Where a line of the records holds the string "Firefly", copy that line.

[Collected data]
BEGIN

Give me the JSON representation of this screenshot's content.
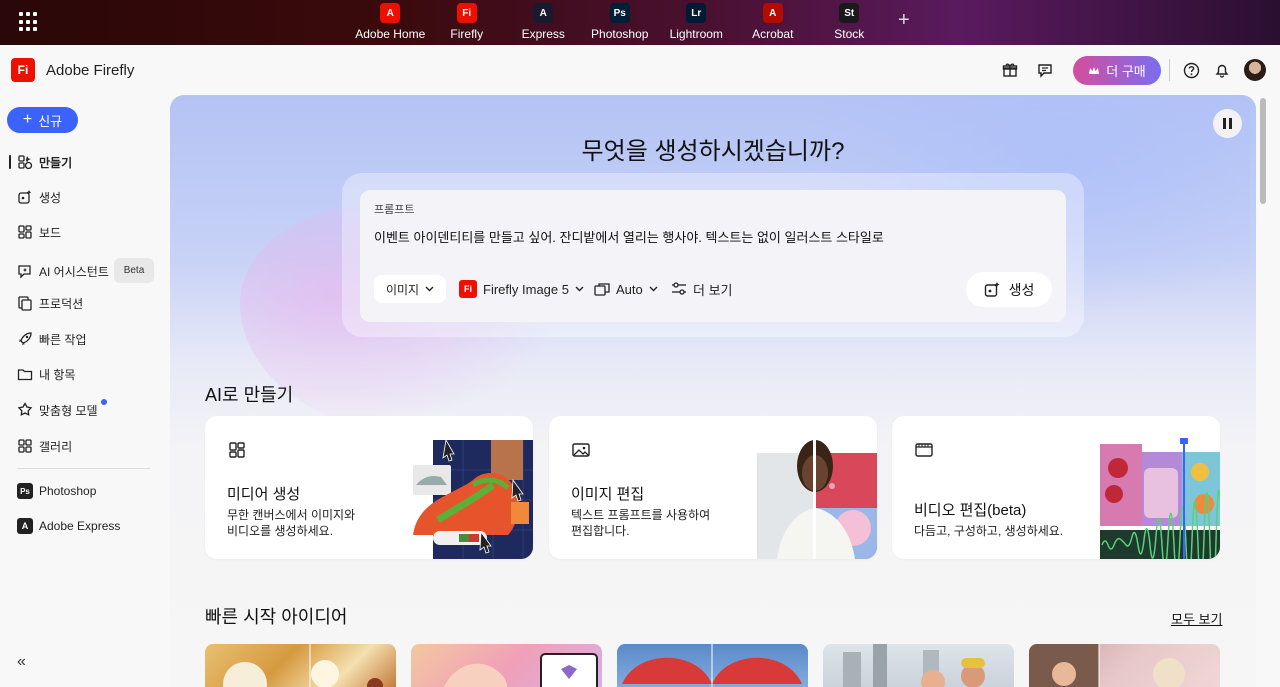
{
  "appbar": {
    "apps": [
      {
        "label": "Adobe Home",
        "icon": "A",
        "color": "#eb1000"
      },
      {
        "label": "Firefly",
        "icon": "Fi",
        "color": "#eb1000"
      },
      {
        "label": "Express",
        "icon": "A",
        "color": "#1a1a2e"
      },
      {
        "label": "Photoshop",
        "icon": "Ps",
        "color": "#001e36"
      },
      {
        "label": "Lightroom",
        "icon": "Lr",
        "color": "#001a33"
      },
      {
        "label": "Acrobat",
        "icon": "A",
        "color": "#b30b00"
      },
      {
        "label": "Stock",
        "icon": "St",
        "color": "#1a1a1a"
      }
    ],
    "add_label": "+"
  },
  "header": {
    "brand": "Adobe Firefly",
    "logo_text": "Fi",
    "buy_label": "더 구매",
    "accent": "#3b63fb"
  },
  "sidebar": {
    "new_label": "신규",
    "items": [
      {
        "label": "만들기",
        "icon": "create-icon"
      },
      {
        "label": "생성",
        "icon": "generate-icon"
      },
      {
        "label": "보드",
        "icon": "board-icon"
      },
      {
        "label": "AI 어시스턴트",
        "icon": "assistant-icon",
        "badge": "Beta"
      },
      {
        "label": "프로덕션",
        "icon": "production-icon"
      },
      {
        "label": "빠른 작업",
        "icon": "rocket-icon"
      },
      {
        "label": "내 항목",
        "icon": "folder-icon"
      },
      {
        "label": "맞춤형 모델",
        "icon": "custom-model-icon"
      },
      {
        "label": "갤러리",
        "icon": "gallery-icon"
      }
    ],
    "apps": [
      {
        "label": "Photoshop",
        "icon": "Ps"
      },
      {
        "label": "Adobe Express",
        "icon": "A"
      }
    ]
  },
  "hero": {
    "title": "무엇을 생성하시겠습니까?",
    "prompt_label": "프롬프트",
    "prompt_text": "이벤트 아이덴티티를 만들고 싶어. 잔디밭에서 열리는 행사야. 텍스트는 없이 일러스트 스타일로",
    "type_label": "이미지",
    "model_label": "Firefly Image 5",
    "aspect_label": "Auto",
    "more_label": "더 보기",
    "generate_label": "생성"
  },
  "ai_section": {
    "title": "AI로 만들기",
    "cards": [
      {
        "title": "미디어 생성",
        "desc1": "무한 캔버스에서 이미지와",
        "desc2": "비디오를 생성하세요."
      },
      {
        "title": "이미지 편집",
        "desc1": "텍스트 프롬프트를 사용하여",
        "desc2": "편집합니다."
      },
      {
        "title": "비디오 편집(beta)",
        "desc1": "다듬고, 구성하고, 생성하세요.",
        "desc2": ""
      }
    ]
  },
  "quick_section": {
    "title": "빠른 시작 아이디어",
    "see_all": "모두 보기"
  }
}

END
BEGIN

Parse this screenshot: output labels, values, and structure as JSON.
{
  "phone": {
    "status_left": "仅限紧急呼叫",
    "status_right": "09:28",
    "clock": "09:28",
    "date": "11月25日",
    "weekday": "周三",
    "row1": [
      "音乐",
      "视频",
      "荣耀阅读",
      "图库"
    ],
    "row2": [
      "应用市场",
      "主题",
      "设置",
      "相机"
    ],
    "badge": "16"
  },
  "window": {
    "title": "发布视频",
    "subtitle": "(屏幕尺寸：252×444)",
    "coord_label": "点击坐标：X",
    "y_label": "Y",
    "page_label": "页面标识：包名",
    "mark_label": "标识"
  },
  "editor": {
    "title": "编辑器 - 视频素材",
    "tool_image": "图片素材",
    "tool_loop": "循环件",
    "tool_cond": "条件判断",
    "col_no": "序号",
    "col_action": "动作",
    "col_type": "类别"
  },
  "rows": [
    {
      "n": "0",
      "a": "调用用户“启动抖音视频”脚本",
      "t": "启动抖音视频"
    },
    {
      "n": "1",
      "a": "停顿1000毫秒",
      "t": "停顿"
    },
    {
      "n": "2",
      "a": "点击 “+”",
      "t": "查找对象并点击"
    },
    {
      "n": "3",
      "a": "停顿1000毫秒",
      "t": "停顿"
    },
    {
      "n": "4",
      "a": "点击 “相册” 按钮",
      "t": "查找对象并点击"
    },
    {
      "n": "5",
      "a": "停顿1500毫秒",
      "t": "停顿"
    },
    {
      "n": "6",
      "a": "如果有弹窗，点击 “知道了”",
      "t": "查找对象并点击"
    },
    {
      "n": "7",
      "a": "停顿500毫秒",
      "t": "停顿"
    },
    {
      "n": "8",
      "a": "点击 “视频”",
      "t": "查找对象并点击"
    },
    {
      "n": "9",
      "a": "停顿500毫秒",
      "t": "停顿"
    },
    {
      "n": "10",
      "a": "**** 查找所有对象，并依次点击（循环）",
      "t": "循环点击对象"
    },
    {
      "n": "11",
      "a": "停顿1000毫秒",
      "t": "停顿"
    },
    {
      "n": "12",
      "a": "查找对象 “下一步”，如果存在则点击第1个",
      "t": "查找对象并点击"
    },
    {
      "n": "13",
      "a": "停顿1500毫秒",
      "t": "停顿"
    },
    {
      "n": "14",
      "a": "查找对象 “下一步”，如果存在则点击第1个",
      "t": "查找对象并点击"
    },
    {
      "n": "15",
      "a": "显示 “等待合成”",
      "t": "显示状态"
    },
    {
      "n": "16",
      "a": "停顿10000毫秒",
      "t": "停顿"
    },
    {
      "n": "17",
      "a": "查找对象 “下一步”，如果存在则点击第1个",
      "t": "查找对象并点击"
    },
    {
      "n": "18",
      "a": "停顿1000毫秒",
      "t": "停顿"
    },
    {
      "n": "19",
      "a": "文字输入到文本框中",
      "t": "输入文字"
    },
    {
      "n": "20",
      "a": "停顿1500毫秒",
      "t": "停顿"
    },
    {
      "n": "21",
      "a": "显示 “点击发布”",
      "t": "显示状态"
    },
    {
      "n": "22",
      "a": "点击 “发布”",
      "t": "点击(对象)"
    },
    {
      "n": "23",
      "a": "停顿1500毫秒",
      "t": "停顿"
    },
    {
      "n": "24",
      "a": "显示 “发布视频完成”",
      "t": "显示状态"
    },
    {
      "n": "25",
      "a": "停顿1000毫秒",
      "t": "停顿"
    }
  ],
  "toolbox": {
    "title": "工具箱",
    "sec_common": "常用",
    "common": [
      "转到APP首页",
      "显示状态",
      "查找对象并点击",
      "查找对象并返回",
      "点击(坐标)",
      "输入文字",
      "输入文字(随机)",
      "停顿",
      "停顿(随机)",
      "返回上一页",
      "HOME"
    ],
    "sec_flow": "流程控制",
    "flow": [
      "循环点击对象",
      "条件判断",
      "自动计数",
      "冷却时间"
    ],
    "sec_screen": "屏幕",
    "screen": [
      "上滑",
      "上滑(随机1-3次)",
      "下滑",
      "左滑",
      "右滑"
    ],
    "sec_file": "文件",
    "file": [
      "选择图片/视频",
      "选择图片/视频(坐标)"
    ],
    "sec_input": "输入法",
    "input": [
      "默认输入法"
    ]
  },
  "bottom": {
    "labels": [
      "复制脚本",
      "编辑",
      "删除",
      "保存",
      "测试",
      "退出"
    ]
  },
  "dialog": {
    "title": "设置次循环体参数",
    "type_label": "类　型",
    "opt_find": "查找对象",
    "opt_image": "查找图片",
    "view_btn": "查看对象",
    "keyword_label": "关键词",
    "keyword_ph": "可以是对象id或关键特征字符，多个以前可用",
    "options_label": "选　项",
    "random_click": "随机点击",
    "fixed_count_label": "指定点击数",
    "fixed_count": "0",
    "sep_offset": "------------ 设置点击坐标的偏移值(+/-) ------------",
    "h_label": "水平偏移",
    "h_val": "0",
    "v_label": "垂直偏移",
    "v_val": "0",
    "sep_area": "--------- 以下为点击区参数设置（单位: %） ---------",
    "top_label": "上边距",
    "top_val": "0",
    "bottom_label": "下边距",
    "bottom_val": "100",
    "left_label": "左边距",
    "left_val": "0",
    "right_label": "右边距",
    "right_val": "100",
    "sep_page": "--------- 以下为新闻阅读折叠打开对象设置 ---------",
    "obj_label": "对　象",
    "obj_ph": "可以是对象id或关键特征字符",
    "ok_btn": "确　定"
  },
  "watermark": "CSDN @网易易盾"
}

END
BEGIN

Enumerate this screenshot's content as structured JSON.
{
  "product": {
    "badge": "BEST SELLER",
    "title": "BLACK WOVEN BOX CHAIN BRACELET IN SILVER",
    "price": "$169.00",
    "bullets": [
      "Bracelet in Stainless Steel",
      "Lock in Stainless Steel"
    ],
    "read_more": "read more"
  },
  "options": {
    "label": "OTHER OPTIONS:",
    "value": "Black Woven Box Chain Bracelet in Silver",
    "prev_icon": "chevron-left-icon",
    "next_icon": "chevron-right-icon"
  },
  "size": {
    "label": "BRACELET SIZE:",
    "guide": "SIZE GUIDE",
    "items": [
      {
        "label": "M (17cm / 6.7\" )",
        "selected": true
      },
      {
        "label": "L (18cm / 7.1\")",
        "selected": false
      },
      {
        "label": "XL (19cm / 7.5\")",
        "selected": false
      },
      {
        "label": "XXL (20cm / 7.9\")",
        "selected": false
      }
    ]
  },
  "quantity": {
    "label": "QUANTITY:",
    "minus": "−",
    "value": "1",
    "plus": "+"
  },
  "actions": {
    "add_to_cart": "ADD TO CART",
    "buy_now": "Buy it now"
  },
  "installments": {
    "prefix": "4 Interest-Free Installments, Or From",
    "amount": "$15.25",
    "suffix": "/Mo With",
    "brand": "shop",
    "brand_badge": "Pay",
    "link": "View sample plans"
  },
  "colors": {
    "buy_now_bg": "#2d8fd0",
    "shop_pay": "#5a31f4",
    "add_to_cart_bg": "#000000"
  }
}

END

§ Solution to the problem:
        "label": "Firefly",
    "brand": "Adobe Firefly",
    "model_label": "Firefly Image 5",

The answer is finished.